## Records supplied

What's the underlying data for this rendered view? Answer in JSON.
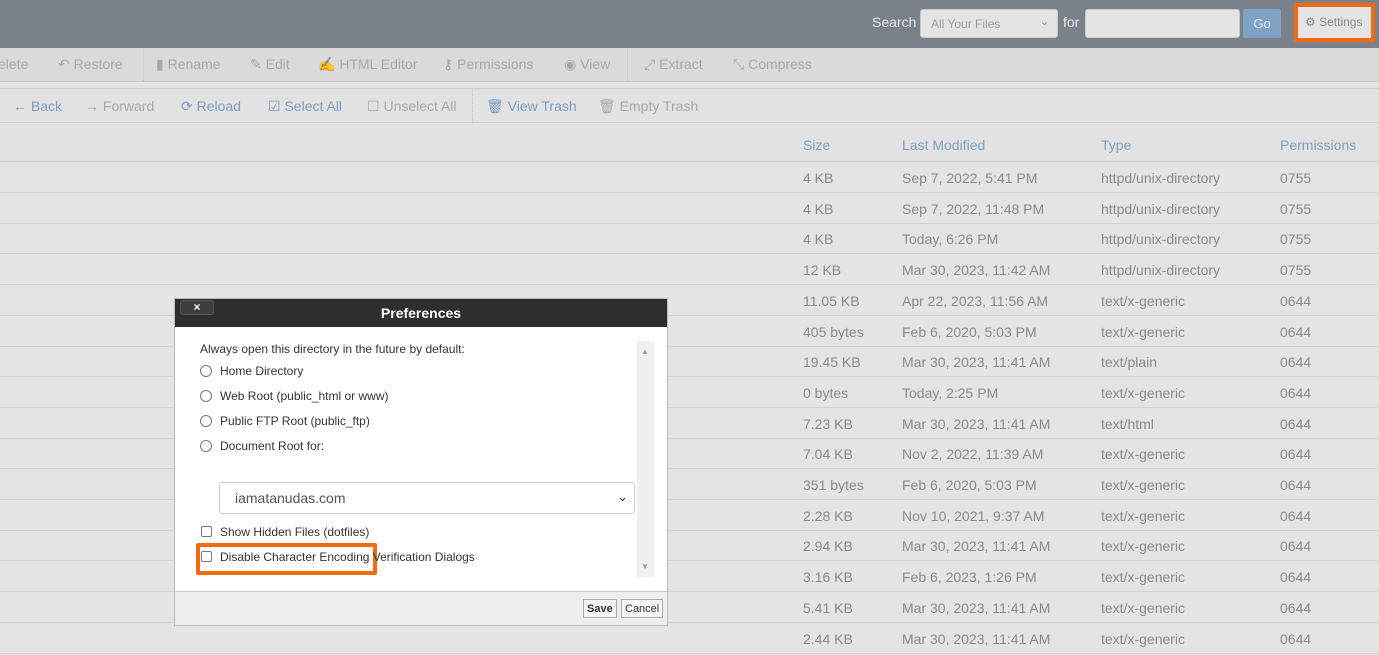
{
  "search": {
    "label": "Search",
    "scope": "All Your Files",
    "for_label": "for",
    "query": "",
    "go": "Go",
    "settings": "Settings"
  },
  "toolbar1": [
    "elete",
    "Restore",
    "Rename",
    "Edit",
    "HTML Editor",
    "Permissions",
    "View",
    "Extract",
    "Compress"
  ],
  "toolbar2": [
    "Back",
    "Forward",
    "Reload",
    "Select All",
    "Unselect All",
    "View Trash",
    "Empty Trash"
  ],
  "columns": [
    "Size",
    "Last Modified",
    "Type",
    "Permissions"
  ],
  "rows": [
    [
      "4 KB",
      "Sep 7, 2022, 5:41 PM",
      "httpd/unix-directory",
      "0755"
    ],
    [
      "4 KB",
      "Sep 7, 2022, 11:48 PM",
      "httpd/unix-directory",
      "0755"
    ],
    [
      "4 KB",
      "Today, 6:26 PM",
      "httpd/unix-directory",
      "0755"
    ],
    [
      "12 KB",
      "Mar 30, 2023, 11:42 AM",
      "httpd/unix-directory",
      "0755"
    ],
    [
      "11.05 KB",
      "Apr 22, 2023, 11:56 AM",
      "text/x-generic",
      "0644"
    ],
    [
      "405 bytes",
      "Feb 6, 2020, 5:03 PM",
      "text/x-generic",
      "0644"
    ],
    [
      "19.45 KB",
      "Mar 30, 2023, 11:41 AM",
      "text/plain",
      "0644"
    ],
    [
      "0 bytes",
      "Today, 2:25 PM",
      "text/x-generic",
      "0644"
    ],
    [
      "7.23 KB",
      "Mar 30, 2023, 11:41 AM",
      "text/html",
      "0644"
    ],
    [
      "7.04 KB",
      "Nov 2, 2022, 11:39 AM",
      "text/x-generic",
      "0644"
    ],
    [
      "351 bytes",
      "Feb 6, 2020, 5:03 PM",
      "text/x-generic",
      "0644"
    ],
    [
      "2.28 KB",
      "Nov 10, 2021, 9:37 AM",
      "text/x-generic",
      "0644"
    ],
    [
      "2.94 KB",
      "Mar 30, 2023, 11:41 AM",
      "text/x-generic",
      "0644"
    ],
    [
      "3.16 KB",
      "Feb 6, 2023, 1:26 PM",
      "text/x-generic",
      "0644"
    ],
    [
      "5.41 KB",
      "Mar 30, 2023, 11:41 AM",
      "text/x-generic",
      "0644"
    ],
    [
      "2.44 KB",
      "Mar 30, 2023, 11:41 AM",
      "text/x-generic",
      "0644"
    ]
  ],
  "dialog": {
    "title": "Preferences",
    "close": "×",
    "intro": "Always open this directory in the future by default:",
    "options": [
      "Home Directory",
      "Web Root (public_html or www)",
      "Public FTP Root (public_ftp)",
      "Document Root for:"
    ],
    "domain": "iamatanudas.com",
    "show_hidden": "Show Hidden Files (dotfiles)",
    "disable_encoding": "Disable Character Encoding Verification Dialogs",
    "save": "Save",
    "cancel": "Cancel"
  },
  "colors": {
    "highlight": "#f26a12",
    "link": "#7c9ec2",
    "topbar": "#7a8189"
  }
}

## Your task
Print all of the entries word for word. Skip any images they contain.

## Task answer
What's the underlying data for this rendered view? Answer in JSON.
{
  "search": {
    "label": "Search",
    "scope": "All Your Files",
    "for_label": "for",
    "query": "",
    "go": "Go",
    "settings": "Settings"
  },
  "toolbar1": [
    "elete",
    "Restore",
    "Rename",
    "Edit",
    "HTML Editor",
    "Permissions",
    "View",
    "Extract",
    "Compress"
  ],
  "toolbar2": [
    "Back",
    "Forward",
    "Reload",
    "Select All",
    "Unselect All",
    "View Trash",
    "Empty Trash"
  ],
  "columns": [
    "Size",
    "Last Modified",
    "Type",
    "Permissions"
  ],
  "rows": [
    [
      "4 KB",
      "Sep 7, 2022, 5:41 PM",
      "httpd/unix-directory",
      "0755"
    ],
    [
      "4 KB",
      "Sep 7, 2022, 11:48 PM",
      "httpd/unix-directory",
      "0755"
    ],
    [
      "4 KB",
      "Today, 6:26 PM",
      "httpd/unix-directory",
      "0755"
    ],
    [
      "12 KB",
      "Mar 30, 2023, 11:42 AM",
      "httpd/unix-directory",
      "0755"
    ],
    [
      "11.05 KB",
      "Apr 22, 2023, 11:56 AM",
      "text/x-generic",
      "0644"
    ],
    [
      "405 bytes",
      "Feb 6, 2020, 5:03 PM",
      "text/x-generic",
      "0644"
    ],
    [
      "19.45 KB",
      "Mar 30, 2023, 11:41 AM",
      "text/plain",
      "0644"
    ],
    [
      "0 bytes",
      "Today, 2:25 PM",
      "text/x-generic",
      "0644"
    ],
    [
      "7.23 KB",
      "Mar 30, 2023, 11:41 AM",
      "text/html",
      "0644"
    ],
    [
      "7.04 KB",
      "Nov 2, 2022, 11:39 AM",
      "text/x-generic",
      "0644"
    ],
    [
      "351 bytes",
      "Feb 6, 2020, 5:03 PM",
      "text/x-generic",
      "0644"
    ],
    [
      "2.28 KB",
      "Nov 10, 2021, 9:37 AM",
      "text/x-generic",
      "0644"
    ],
    [
      "2.94 KB",
      "Mar 30, 2023, 11:41 AM",
      "text/x-generic",
      "0644"
    ],
    [
      "3.16 KB",
      "Feb 6, 2023, 1:26 PM",
      "text/x-generic",
      "0644"
    ],
    [
      "5.41 KB",
      "Mar 30, 2023, 11:41 AM",
      "text/x-generic",
      "0644"
    ],
    [
      "2.44 KB",
      "Mar 30, 2023, 11:41 AM",
      "text/x-generic",
      "0644"
    ]
  ],
  "dialog": {
    "title": "Preferences",
    "close": "×",
    "intro": "Always open this directory in the future by default:",
    "options": [
      "Home Directory",
      "Web Root (public_html or www)",
      "Public FTP Root (public_ftp)",
      "Document Root for:"
    ],
    "domain": "iamatanudas.com",
    "show_hidden": "Show Hidden Files (dotfiles)",
    "disable_encoding": "Disable Character Encoding Verification Dialogs",
    "save": "Save",
    "cancel": "Cancel"
  },
  "colors": {
    "highlight": "#f26a12",
    "link": "#7c9ec2",
    "topbar": "#7a8189"
  }
}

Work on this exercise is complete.